Pools

The outdoor swimming pool was opened on 25 June 1961, the event capacity is 2,500 and swimming beaches hold around 4,000 people.

Indoor swimming pool[edit]

Indoor swimming pool
Building information
Coordinates 44°48′32.87″N 20°28′23.55″E / 44.8091306°N 20.4732083°E / 44.8091306; 20.4732083
Capacity 2,000
Opened 13 December 1968
Pools

The indoor swimming pool was opened on 13 December 1968. The pool has dimensions 50 × 20 m. The capacity for spectators is 2,000 seats. Within the same building there is a recreation center, a gym, a small swimming pool and a hotel named Taš.

Notable basketball matches[edit]

Date Home Team Result Away Team Occasion Notes
29 May 1964 Socialist Federal Republic of Yugoslavia Belgrade Selection 51—98 United States NBA All-Stars NBA All-Stars' Yugoslav Tour

— Belgrade: Slobodan Gordić (10 points), Radivoj Korać (20p), Trajko Rajković (4p), Miodrag Nikolić, Miloš Bojović (4p), Vladimir Cvetković (4p), Nemanja Đurić (9p), Dragan Kovačić, Dragoslav Ražnatović, Dragutin Čermak, Tihomir Pavlović
— NBA: Bill Russell (4 points), Bob Pettit (12p), Oscar Robertson (31p), Bob Cousy (6p), Jerry Lucas (26p), Tom Heinsohn (11p), Tom Gola (8p), coach Red Auerbach

— attendance: ~8,500
referees: Miroslav Minić and Obrad Belošević (both from Belgrade)
the May–June 1964 NBA All-Stars tour in Eastern Europe and North Africa was sponsored by the U.S. State Department and the eight NBA players were briefed by the Secretary of State Dean Rusk about what to expect and how to behave in countries where "they're likely to encounter anti-American sentiment".[4]
other than the two games in Belgrade, the NBA All-Stars tour stops in the Socialist Federal Republic of Yugoslavia included Zagreb (1 June 1964), Karlovac (2 June), and Ljubljana (4 June).
in addition to the Socialist Federal Republic of Yugoslavia, the NBA All-Stars tour included games in the Polish People's Republic, the Socialist Republic of Romania, and Egypt
25-year-old Cincinnati Royals guard Oscar Robertson was named the NBA league MVP for the just completed 1963-64 season.
35-year-old Boston College head coach Bob Cousy had already been retired from playing pro basketball for over a year at the time of the tour, which marked his temporary comeback to playing basketball.
K.C. Jones didn't play in the first game in Belgrade.

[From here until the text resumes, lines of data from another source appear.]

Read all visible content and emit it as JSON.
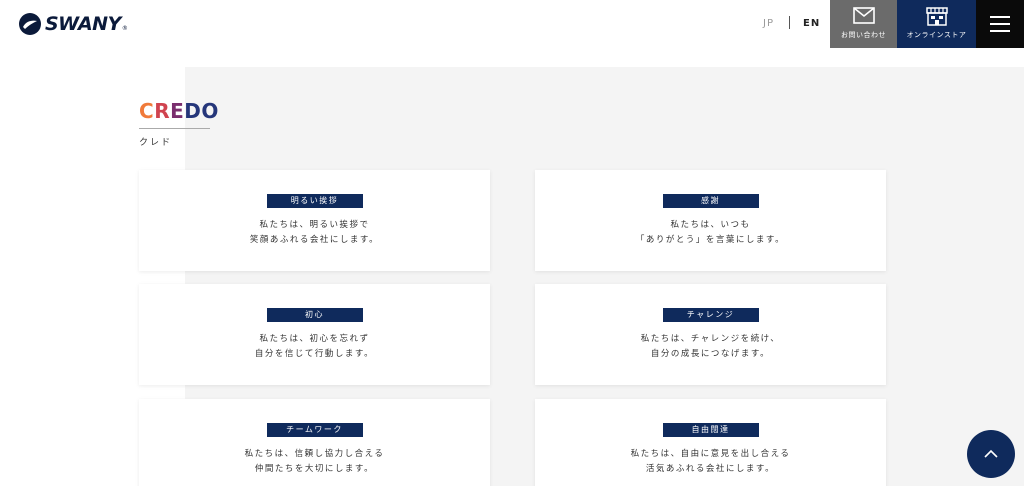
{
  "header": {
    "logo_text": "SWANY",
    "logo_reg": "®",
    "lang_jp": "JP",
    "lang_en": "EN",
    "contact_label": "お問い合わせ",
    "store_label": "オンラインストア"
  },
  "section": {
    "title_parts": [
      "C",
      "R",
      "E",
      "DO"
    ],
    "subtitle": "クレド"
  },
  "cards": [
    {
      "tag": "明るい挨拶",
      "line1": "私たちは、明るい挨拶で",
      "line2": "笑顔あふれる会社にします。"
    },
    {
      "tag": "感謝",
      "line1": "私たちは、いつも",
      "line2": "「ありがとう」を言葉にします。"
    },
    {
      "tag": "初心",
      "line1": "私たちは、初心を忘れず",
      "line2": "自分を信じて行動します。"
    },
    {
      "tag": "チャレンジ",
      "line1": "私たちは、チャレンジを続け、",
      "line2": "自分の成長につなげます。"
    },
    {
      "tag": "チームワーク",
      "line1": "私たちは、信頼し協力し合える",
      "line2": "仲間たちを大切にします。"
    },
    {
      "tag": "自由闊達",
      "line1": "私たちは、自由に意見を出し合える",
      "line2": "活気あふれる会社にします。"
    }
  ],
  "colors": {
    "navy": "#0f2a5c",
    "contact_bg": "#6b6b6b",
    "menu_bg": "#0a0a0a",
    "panel_bg": "#f4f4f4"
  },
  "icons": {
    "contact": "mail-icon",
    "store": "store-icon",
    "menu": "hamburger-menu-icon",
    "scroll_top": "chevron-up-icon"
  }
}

30 May 1964 Socialist Federal Republic of Yugoslavia Belgrade Selection 52—100 United States NBA All-Stars NBA All-Stars' Yugoslav Tour — Belgrade: Slobodan Gordić (4 points), Radivoj Korać (16p), Nemanja Đurić (8p), Miodrag Nikolić, Josip Đerđa (6p), Dragan Kovačić (2p), Miloš Bojović (2p), Vladimir Cvetković (4p), Ratomir Vićentić, Dragoslav Ražnatović (8p), Dragutin Čermak (2p), Tihomir Pavlović
— NBA: Bob Pettit (19 points), Bob Cousy (25p), Oscar Robertson (16p), Tom Heinsohn (16p), Jerry Lucas (22p), K.C. Jones (2p), coach Red Auerbach

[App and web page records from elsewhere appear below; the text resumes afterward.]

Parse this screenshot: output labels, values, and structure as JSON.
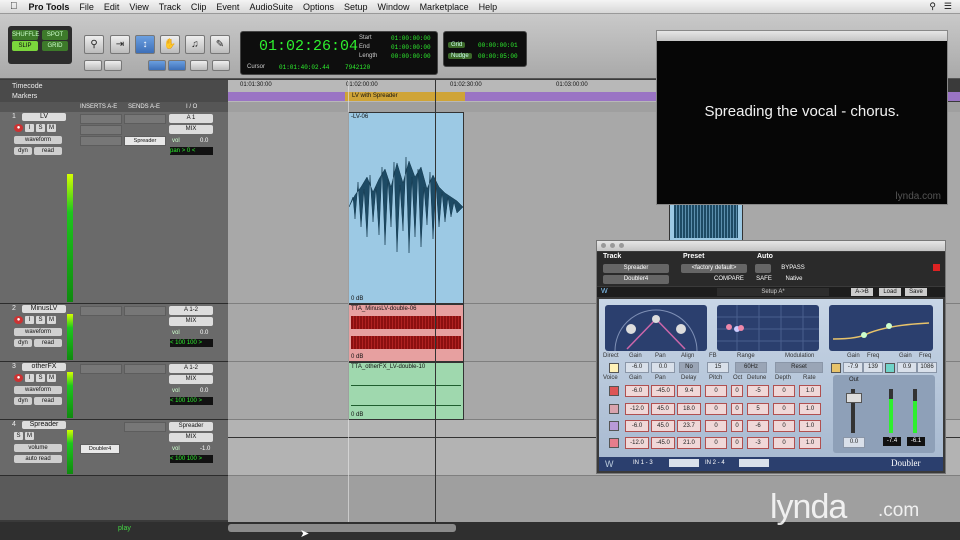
{
  "menubar": {
    "app": "Pro Tools",
    "items": [
      "File",
      "Edit",
      "View",
      "Track",
      "Clip",
      "Event",
      "AudioSuite",
      "Options",
      "Setup",
      "Window",
      "Marketplace",
      "Help"
    ]
  },
  "toolbar": {
    "modes": [
      "SHUFFLE",
      "SPOT",
      "SLIP",
      "GRID"
    ],
    "counter_main": "01:02:26:04",
    "start_label": "Start",
    "end_label": "End",
    "length_label": "Length",
    "start": "01:00:00:00",
    "end": "01:00:00:00",
    "length": "00:00:00:00",
    "cursor_label": "Cursor",
    "cursor": "01:01:40:02.44",
    "samples": "7942120",
    "grid_label": "Grid",
    "grid": "00:00:00:01",
    "nudge_label": "Nudge",
    "nudge": "00:00:05:00"
  },
  "video": {
    "caption": "Spreading the vocal - chorus.",
    "watermark": "lynda.com"
  },
  "rulers": {
    "timecode": "Timecode",
    "markers": "Markers"
  },
  "columns": {
    "inserts": "INSERTS A-E",
    "sends": "SENDS A-E",
    "io": "I / O"
  },
  "timeline_ticks": [
    "01:01:30:00",
    "01:02:00:00",
    "01:02:30:00",
    "01:03:00:00"
  ],
  "marker_label": "LV with Spreader",
  "tracks": [
    {
      "num": "1",
      "name": "LV",
      "view": "waveform",
      "auto": "read",
      "dyn": "dyn",
      "io": "A 1",
      "out": "MIX",
      "send": "Spreader",
      "vol_label": "vol",
      "vol": "0.0",
      "pan_label": "pan",
      "pan": "> 0 <"
    },
    {
      "num": "2",
      "name": "MinusLV",
      "view": "waveform",
      "auto": "read",
      "dyn": "dyn",
      "io": "A 1-2",
      "out": "MIX",
      "vol_label": "vol",
      "vol": "0.0",
      "pan": "< 100   100 >"
    },
    {
      "num": "3",
      "name": "otherFX",
      "view": "waveform",
      "auto": "read",
      "dyn": "dyn",
      "io": "A 1-2",
      "out": "MIX",
      "vol_label": "vol",
      "vol": "0.0",
      "pan": "< 100   100 >"
    },
    {
      "num": "4",
      "name": "Spreader",
      "view": "volume",
      "auto": "auto read",
      "io": "Spreader",
      "out": "MIX",
      "insert": "Doubler4",
      "vol_label": "vol",
      "vol": "-1.0",
      "pan": "< 100   100 >"
    }
  ],
  "clips": [
    {
      "name": "-LV-06",
      "db": "0 dB"
    },
    {
      "name": "TTA_MinusLV-double-06",
      "db": "0 dB"
    },
    {
      "name": "TTA_otherFX_LV-double-10",
      "db": "0 dB"
    }
  ],
  "plugin": {
    "track_label": "Track",
    "preset_label": "Preset",
    "auto_label": "Auto",
    "track": "Spreader",
    "insert": "Doubler4",
    "preset": "<factory default>",
    "compare": "COMPARE",
    "bypass": "BYPASS",
    "safe": "SAFE",
    "native": "Native",
    "setup": "Setup A*",
    "ab": "A->B",
    "load": "Load",
    "save": "Save",
    "direct_row": {
      "labels": [
        "Direct",
        "Gain",
        "Pan",
        "Align",
        "FB",
        "Range",
        "Modulation"
      ],
      "values": [
        "-6.0",
        "0.0",
        "No",
        "15",
        "60Hz",
        "Reset"
      ]
    },
    "right_labels": [
      "Gain",
      "Freq",
      "Gain",
      "Freq"
    ],
    "right_values": [
      "-7.9",
      "139",
      "0.9",
      "1086"
    ],
    "voice_header": [
      "Voice",
      "Gain",
      "Pan",
      "Delay",
      "Pitch",
      "Oct",
      "Detune",
      "Depth",
      "Rate"
    ],
    "voices": [
      [
        "-6.0",
        "-45.0",
        "9.4",
        "0",
        "0",
        "-5",
        "0",
        "1.0"
      ],
      [
        "-12.0",
        "45.0",
        "18.0",
        "0",
        "0",
        "5",
        "0",
        "1.0"
      ],
      [
        "-6.0",
        "45.0",
        "23.7",
        "0",
        "0",
        "-6",
        "0",
        "1.0"
      ],
      [
        "-12.0",
        "-45.0",
        "21.0",
        "0",
        "0",
        "-3",
        "0",
        "1.0"
      ]
    ],
    "out_label": "Out",
    "out_values": [
      "0.0",
      "-7.4",
      "-6.1"
    ],
    "io_left": "IN 1 - 3",
    "io_right": "IN 2 - 4",
    "brand": "Doubler"
  },
  "transport": {
    "status": "play"
  },
  "branding": {
    "lynda": "lynda",
    "com": ".com"
  }
}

— attendance: ~5,000
referees: Jovan Petrović and Dragaš Jakšić (both from Belgrade)
26-year-old Josip Đerđa played the game for the Belgrade selection despite not playing his club basketball for a Belgrade-based club nor being from Belgrade.
Bill Russell and Tom Gola picked up small knocks in the first game in Belgrade and decided to sit out the second one.

Concerts[edit]

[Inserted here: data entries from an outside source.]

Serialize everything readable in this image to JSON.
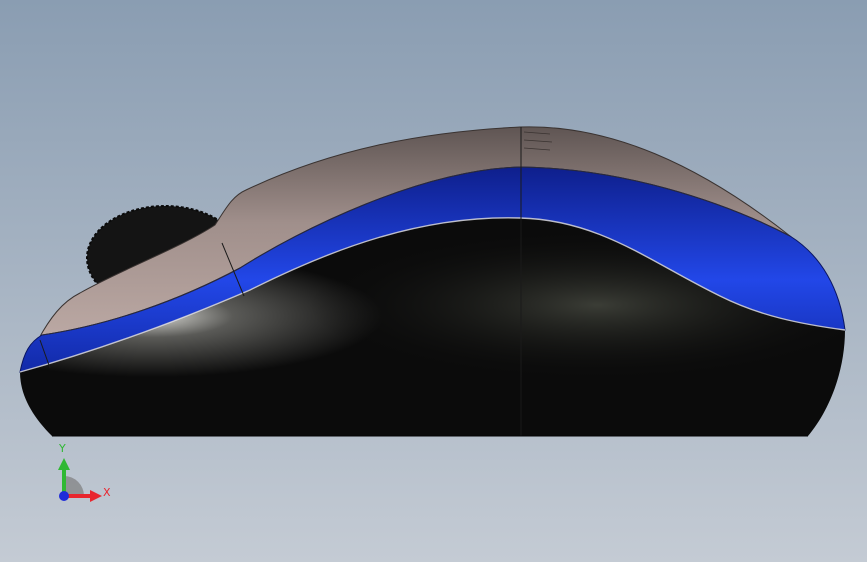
{
  "viewport": {
    "background_top": "#8a9db2",
    "background_bottom": "#c4cbd4"
  },
  "model": {
    "top_shell_color": "#8e7f7a",
    "accent_band_color": "#1f3fd6",
    "base_color": "#0b0b0b",
    "scroll_wheel_color": "#151515"
  },
  "triad": {
    "x_label": "X",
    "y_label": "Y",
    "x_color": "#e8262e",
    "y_color": "#2fb833",
    "z_color": "#1e2bd9"
  }
}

Over the decades, the open air stadium has hosted a variety of acts in late spring and summer from May to September:

1950s[edit]

1960s[edit]

1970s[edit]

1980s[edit]

1990s[edit]

2000s[edit]

2010s[edit]

Other[edit]

It was also the venue for the final programme in the 1981 series of:

References[edit]

External links[edit]

Preceded by
Pionir Hall
Zvezde Granda
Final Venue

2005, 2007
Succeeded by
Belgrade Arena

Coordinates: 44°48′33″N 20°28′22″E / 44.80917°N 20.47278°E / 44.80917; 20.47278